Interesting data from Robert Barro of Harvard University. If you define the word "disaster" as a 10% decline in national gross domestic product per capita - - we had 58 disasters in the 20th century. But crucially, only two of these occurred between 1950 and 2000.
Your average mutual fund manager or wealth management advisor has lived in a world without disaster risk. If you flip open Bodie's Investments book, the word disaster is not in the subject index. Chapters like "Risk Aversion and Capital Allocation to Risky Assets" and "Introduction to Risk, Return, and Historical Record" assume a fairly stable world. A world of risk and reward. Not a world of disaster risk and reward.
The world of low-disaster risk might be coming to an end.
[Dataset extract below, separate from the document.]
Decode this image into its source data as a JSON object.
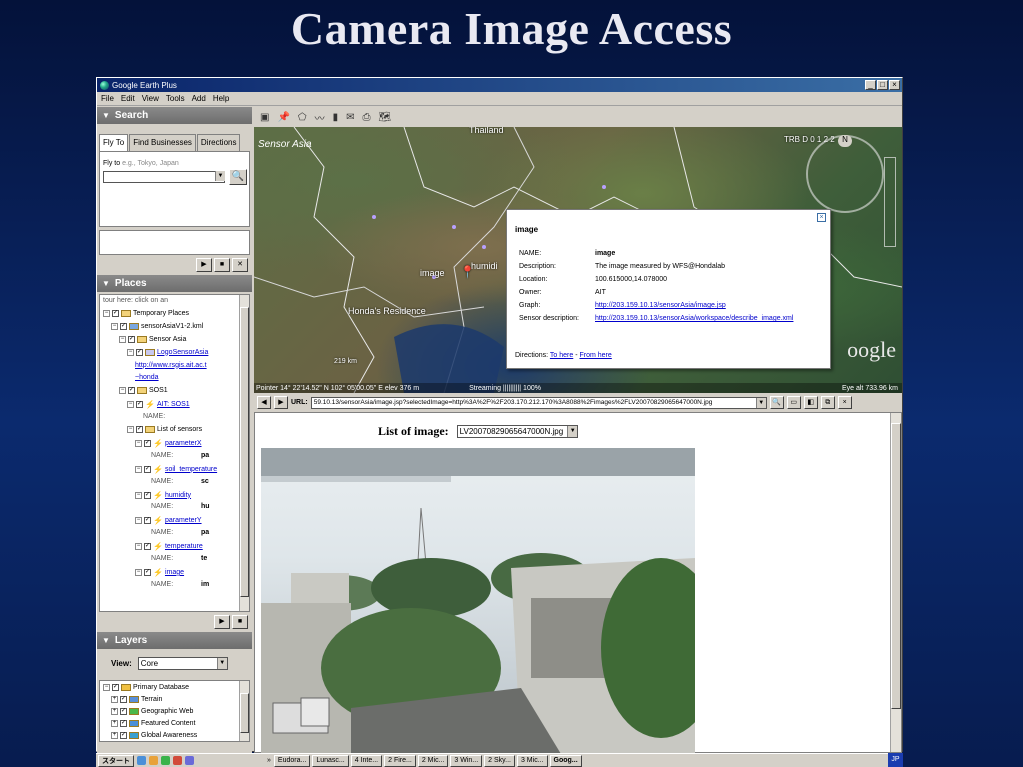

Hopefully we will not be in for a nasty regression to the mean where we get 58 disasters in a very short period of time. If we do, it all starts looking like another Christopher Nolan movie.